◆ **About this exercise**: Reproduce every record exactly as given.

%%

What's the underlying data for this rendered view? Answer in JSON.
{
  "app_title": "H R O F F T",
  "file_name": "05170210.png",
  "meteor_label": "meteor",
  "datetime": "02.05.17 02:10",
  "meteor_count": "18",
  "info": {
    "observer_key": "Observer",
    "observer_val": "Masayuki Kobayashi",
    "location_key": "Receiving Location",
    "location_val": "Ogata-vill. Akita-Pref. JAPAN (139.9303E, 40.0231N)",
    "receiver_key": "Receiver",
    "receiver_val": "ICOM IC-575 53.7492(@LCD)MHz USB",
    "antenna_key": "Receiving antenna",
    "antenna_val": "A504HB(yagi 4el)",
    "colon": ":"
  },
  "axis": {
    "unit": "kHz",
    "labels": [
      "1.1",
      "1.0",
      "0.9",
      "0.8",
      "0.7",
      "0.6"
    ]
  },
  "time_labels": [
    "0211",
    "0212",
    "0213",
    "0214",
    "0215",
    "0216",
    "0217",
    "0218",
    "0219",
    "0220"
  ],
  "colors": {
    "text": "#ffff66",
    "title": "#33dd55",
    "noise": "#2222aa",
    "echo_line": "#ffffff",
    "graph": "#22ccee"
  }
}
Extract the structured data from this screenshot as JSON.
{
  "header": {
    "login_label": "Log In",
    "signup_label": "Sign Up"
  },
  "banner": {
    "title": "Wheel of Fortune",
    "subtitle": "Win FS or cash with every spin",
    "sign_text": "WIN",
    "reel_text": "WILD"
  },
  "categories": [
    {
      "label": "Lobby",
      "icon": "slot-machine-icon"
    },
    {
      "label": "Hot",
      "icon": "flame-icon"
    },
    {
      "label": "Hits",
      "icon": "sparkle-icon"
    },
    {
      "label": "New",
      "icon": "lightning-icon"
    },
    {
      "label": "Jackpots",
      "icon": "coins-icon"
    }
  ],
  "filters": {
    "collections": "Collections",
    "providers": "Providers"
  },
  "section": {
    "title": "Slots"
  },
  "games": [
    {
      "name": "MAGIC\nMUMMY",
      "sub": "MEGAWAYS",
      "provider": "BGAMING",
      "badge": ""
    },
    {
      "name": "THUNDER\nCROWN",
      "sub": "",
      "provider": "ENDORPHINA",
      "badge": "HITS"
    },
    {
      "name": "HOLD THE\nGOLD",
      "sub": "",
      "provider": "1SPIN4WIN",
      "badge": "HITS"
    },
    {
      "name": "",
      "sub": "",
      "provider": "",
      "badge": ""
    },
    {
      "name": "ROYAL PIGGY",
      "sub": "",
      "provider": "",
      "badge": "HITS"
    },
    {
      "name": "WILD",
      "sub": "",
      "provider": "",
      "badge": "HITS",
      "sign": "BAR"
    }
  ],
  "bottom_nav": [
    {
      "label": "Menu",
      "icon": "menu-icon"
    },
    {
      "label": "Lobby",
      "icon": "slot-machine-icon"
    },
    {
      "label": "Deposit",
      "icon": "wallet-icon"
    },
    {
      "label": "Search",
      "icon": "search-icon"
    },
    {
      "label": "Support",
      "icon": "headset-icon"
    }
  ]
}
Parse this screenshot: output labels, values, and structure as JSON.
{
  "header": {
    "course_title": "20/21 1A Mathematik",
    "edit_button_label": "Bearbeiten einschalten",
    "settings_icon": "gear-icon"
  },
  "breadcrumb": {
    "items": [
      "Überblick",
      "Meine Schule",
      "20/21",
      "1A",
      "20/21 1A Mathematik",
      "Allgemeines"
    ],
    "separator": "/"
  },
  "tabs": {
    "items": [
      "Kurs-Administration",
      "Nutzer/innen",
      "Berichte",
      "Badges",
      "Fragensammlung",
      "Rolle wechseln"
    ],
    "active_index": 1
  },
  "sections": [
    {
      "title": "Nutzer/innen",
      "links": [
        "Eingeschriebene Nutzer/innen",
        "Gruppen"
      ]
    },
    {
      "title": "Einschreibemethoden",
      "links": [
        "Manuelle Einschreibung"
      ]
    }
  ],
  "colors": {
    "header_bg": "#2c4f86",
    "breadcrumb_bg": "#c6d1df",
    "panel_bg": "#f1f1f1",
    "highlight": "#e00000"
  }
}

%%

◆ **Response to this exercise**:
What's the underlying data for this rendered view? Answer in JSON.
{
  "app_title": "H R O F F T",
  "file_name": "05170210.png",
  "meteor_label": "meteor",
  "datetime": "02.05.17 02:10",
  "meteor_count": "18",
  "info": {
    "observer_key": "Observer",
    "observer_val": "Masayuki Kobayashi",
    "location_key": "Receiving Location",
    "location_val": "Ogata-vill. Akita-Pref. JAPAN (139.9303E, 40.0231N)",
    "receiver_key": "Receiver",
    "receiver_val": "ICOM IC-575 53.7492(@LCD)MHz USB",
    "antenna_key": "Receiving antenna",
    "antenna_val": "A504HB(yagi 4el)",
    "colon": ":"
  },
  "axis": {
    "unit": "kHz",
    "labels": [
      "1.1",
      "1.0",
      "0.9",
      "0.8",
      "0.7",
      "0.6"
    ]
  },
  "time_labels": [
    "0211",
    "0212",
    "0213",
    "0214",
    "0215",
    "0216",
    "0217",
    "0218",
    "0219",
    "0220"
  ],
  "colors": {
    "text": "#ffff66",
    "title": "#33dd55",
    "noise": "#2222aa",
    "echo_line": "#ffffff",
    "graph": "#22ccee"
  }
}
Extract the structured data from this screenshot as JSON.
{
  "header": {
    "login_label": "Log In",
    "signup_label": "Sign Up"
  },
  "banner": {
    "title": "Wheel of Fortune",
    "subtitle": "Win FS or cash with every spin",
    "sign_text": "WIN",
    "reel_text": "WILD"
  },
  "categories": [
    {
      "label": "Lobby",
      "icon": "slot-machine-icon"
    },
    {
      "label": "Hot",
      "icon": "flame-icon"
    },
    {
      "label": "Hits",
      "icon": "sparkle-icon"
    },
    {
      "label": "New",
      "icon": "lightning-icon"
    },
    {
      "label": "Jackpots",
      "icon": "coins-icon"
    }
  ],
  "filters": {
    "collections": "Collections",
    "providers": "Providers"
  },
  "section": {
    "title": "Slots"
  },
  "games": [
    {
      "name": "MAGIC\nMUMMY",
      "sub": "MEGAWAYS",
      "provider": "BGAMING",
      "badge": ""
    },
    {
      "name": "THUNDER\nCROWN",
      "sub": "",
      "provider": "ENDORPHINA",
      "badge": "HITS"
    },
    {
      "name": "HOLD THE\nGOLD",
      "sub": "",
      "provider": "1SPIN4WIN",
      "badge": "HITS"
    },
    {
      "name": "",
      "sub": "",
      "provider": "",
      "badge": ""
    },
    {
      "name": "ROYAL PIGGY",
      "sub": "",
      "provider": "",
      "badge": "HITS"
    },
    {
      "name": "WILD",
      "sub": "",
      "provider": "",
      "badge": "HITS",
      "sign": "BAR"
    }
  ],
  "bottom_nav": [
    {
      "label": "Menu",
      "icon": "menu-icon"
    },
    {
      "label": "Lobby",
      "icon": "slot-machine-icon"
    },
    {
      "label": "Deposit",
      "icon": "wallet-icon"
    },
    {
      "label": "Search",
      "icon": "search-icon"
    },
    {
      "label": "Support",
      "icon": "headset-icon"
    }
  ]
}
Parse this screenshot: output labels, values, and structure as JSON.
{
  "header": {
    "course_title": "20/21 1A Mathematik",
    "edit_button_label": "Bearbeiten einschalten",
    "settings_icon": "gear-icon"
  },
  "breadcrumb": {
    "items": [
      "Überblick",
      "Meine Schule",
      "20/21",
      "1A",
      "20/21 1A Mathematik",
      "Allgemeines"
    ],
    "separator": "/"
  },
  "tabs": {
    "items": [
      "Kurs-Administration",
      "Nutzer/innen",
      "Berichte",
      "Badges",
      "Fragensammlung",
      "Rolle wechseln"
    ],
    "active_index": 1
  },
  "sections": [
    {
      "title": "Nutzer/innen",
      "links": [
        "Eingeschriebene Nutzer/innen",
        "Gruppen"
      ]
    },
    {
      "title": "Einschreibemethoden",
      "links": [
        "Manuelle Einschreibung"
      ]
    }
  ],
  "colors": {
    "header_bg": "#2c4f86",
    "breadcrumb_bg": "#c6d1df",
    "panel_bg": "#f1f1f1",
    "highlight": "#e00000"
  }
}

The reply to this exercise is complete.